TASK DESCRIPTION
Among the entries, how many lines carry the string "SNMP"? Give the number and nothing else.

*** Begin section ***

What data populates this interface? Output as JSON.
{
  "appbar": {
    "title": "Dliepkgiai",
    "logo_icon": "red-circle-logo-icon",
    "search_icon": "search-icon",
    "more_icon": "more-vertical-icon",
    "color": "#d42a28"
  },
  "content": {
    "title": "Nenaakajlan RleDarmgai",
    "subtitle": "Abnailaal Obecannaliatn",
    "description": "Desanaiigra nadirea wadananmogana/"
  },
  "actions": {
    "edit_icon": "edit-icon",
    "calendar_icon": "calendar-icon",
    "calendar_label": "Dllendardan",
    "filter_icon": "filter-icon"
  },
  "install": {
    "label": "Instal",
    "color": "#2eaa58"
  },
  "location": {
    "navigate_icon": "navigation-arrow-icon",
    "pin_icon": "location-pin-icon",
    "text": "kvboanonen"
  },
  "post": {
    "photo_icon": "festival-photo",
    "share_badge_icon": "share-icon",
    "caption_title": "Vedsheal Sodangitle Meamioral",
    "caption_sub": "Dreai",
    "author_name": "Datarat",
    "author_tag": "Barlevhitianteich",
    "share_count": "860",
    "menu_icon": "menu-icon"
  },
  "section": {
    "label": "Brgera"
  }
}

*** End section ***
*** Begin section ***

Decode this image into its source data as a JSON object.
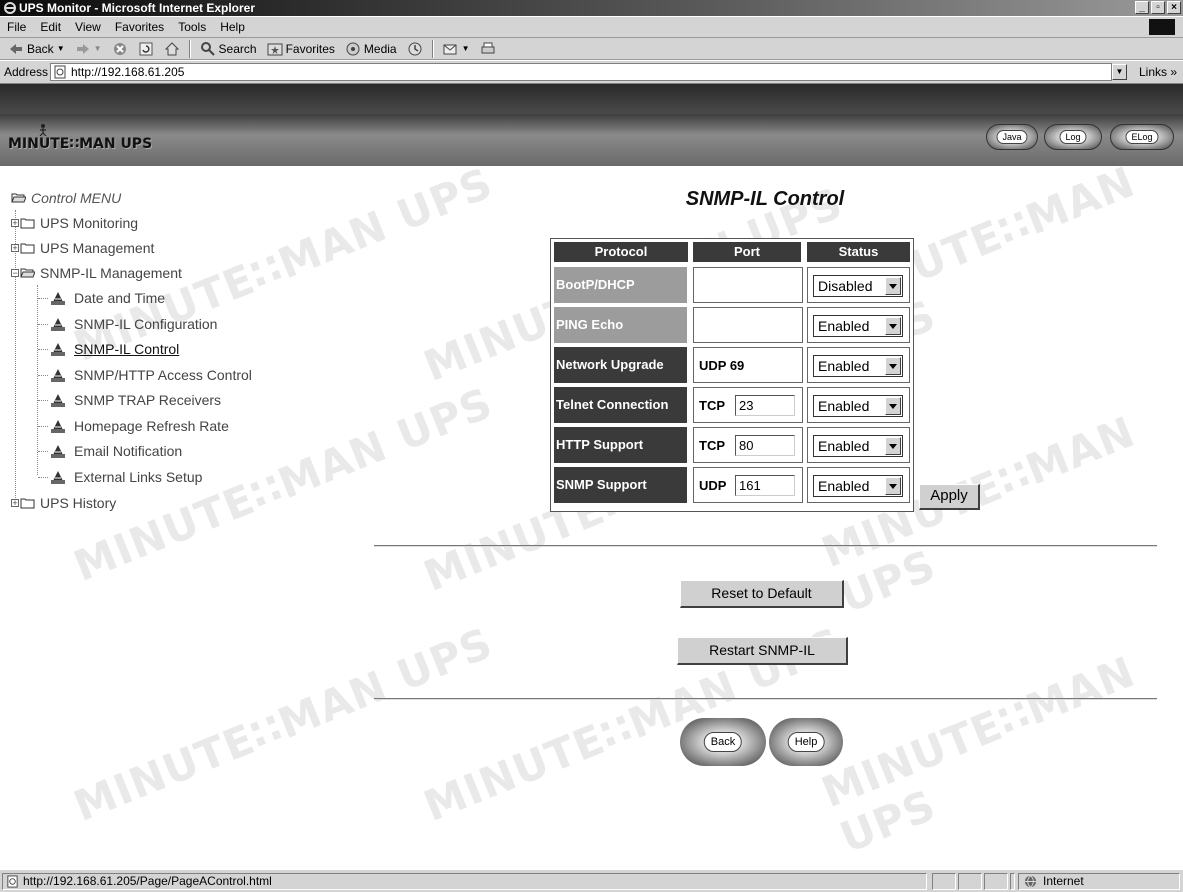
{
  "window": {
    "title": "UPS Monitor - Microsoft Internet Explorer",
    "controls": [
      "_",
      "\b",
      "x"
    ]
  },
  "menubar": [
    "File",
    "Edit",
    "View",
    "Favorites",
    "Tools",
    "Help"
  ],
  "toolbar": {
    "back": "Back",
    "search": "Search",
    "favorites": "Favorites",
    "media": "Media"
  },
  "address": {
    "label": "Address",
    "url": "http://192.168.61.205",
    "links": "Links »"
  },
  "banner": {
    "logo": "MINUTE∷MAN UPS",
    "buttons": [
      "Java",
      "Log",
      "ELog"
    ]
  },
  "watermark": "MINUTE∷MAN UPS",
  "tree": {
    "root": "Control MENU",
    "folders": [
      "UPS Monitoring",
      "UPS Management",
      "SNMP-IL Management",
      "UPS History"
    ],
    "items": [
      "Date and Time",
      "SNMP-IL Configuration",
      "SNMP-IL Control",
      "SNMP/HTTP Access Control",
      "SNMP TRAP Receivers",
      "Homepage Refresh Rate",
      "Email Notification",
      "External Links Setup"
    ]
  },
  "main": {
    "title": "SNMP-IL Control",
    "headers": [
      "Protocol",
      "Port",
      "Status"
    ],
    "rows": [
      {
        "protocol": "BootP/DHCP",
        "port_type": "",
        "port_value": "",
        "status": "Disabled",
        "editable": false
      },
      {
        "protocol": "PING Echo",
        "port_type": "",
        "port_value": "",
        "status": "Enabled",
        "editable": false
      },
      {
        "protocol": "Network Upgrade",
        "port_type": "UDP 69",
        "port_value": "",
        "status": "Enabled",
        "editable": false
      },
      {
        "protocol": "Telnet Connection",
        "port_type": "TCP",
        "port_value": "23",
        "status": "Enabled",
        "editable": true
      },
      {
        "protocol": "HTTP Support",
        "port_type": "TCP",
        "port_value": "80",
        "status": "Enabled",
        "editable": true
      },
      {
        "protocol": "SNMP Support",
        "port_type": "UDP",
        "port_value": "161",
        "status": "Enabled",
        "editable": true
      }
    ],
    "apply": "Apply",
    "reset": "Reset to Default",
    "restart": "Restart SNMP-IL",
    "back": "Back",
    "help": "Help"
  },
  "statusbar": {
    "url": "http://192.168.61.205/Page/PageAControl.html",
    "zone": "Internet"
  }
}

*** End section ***

SOLUTION TO THIS PROBLEM
8